### Task description
Go through the data below and copy each line where the word "adulthood" occurs.

◆ ◆ ◆

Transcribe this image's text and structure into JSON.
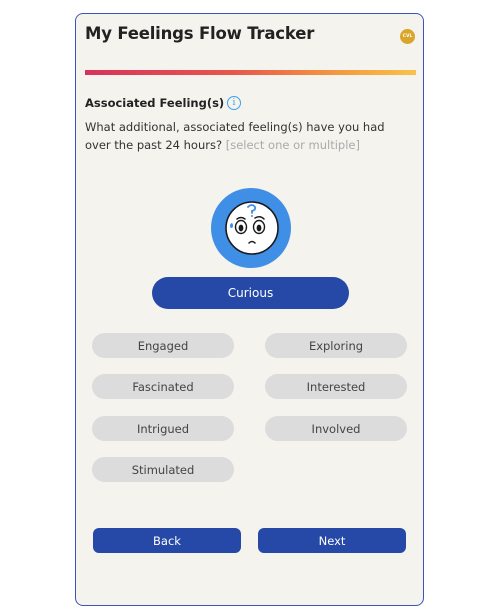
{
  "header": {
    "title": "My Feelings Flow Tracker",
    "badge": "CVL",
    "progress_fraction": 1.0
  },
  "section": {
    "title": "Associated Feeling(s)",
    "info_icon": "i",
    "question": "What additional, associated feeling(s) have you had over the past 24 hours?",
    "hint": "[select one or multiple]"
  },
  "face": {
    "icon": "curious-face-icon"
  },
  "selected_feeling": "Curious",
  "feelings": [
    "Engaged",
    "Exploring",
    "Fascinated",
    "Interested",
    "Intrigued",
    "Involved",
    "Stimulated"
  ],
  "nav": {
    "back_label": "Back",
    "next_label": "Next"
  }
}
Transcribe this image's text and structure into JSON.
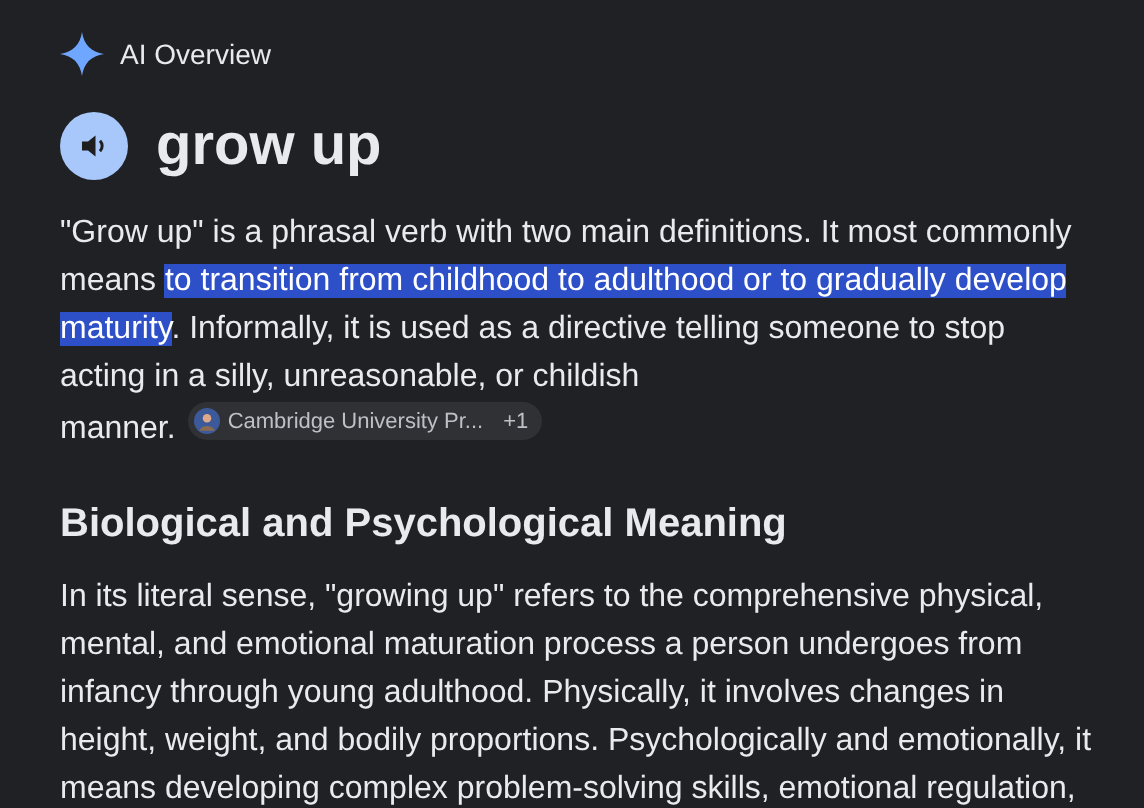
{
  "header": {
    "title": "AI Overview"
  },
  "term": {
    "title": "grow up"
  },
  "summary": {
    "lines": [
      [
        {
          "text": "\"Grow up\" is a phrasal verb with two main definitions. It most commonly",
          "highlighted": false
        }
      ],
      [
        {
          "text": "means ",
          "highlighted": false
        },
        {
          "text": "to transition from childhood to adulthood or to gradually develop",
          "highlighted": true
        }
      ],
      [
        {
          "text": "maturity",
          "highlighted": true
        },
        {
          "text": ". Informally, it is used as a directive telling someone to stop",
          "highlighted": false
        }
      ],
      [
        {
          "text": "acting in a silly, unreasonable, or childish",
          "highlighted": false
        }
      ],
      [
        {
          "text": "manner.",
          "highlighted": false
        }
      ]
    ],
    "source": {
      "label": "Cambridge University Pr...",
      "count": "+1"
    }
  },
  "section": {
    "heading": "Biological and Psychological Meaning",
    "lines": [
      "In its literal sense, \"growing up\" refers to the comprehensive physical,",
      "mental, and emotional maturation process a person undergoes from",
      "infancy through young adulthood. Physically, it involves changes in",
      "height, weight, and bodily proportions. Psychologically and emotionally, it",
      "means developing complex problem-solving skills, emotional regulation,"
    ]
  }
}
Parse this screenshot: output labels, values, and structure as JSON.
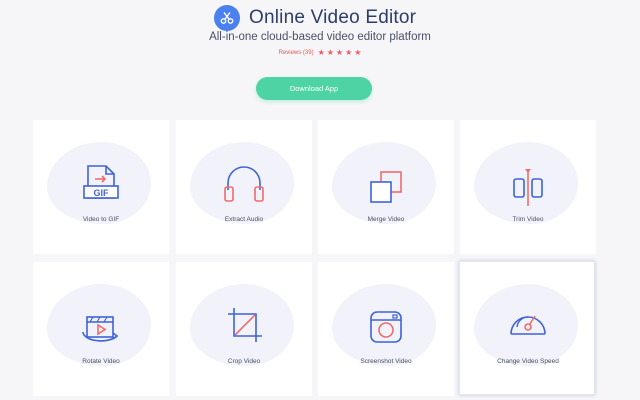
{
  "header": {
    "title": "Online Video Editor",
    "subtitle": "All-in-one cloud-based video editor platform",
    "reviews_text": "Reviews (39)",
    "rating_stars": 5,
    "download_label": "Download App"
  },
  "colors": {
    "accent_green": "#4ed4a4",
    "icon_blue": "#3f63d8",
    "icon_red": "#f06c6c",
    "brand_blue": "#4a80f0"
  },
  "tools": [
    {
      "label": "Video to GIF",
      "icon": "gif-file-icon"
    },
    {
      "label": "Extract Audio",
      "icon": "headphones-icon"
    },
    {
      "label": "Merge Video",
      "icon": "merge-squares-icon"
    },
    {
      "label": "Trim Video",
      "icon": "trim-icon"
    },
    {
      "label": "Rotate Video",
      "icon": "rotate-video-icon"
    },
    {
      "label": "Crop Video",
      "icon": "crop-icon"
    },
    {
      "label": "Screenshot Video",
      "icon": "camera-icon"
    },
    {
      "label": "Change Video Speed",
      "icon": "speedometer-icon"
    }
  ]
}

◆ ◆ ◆

### Solution for this task
          "text": "to transition from childhood to adulthood or to gradually develop",
      "infancy through young adulthood. Physically, it involves changes in",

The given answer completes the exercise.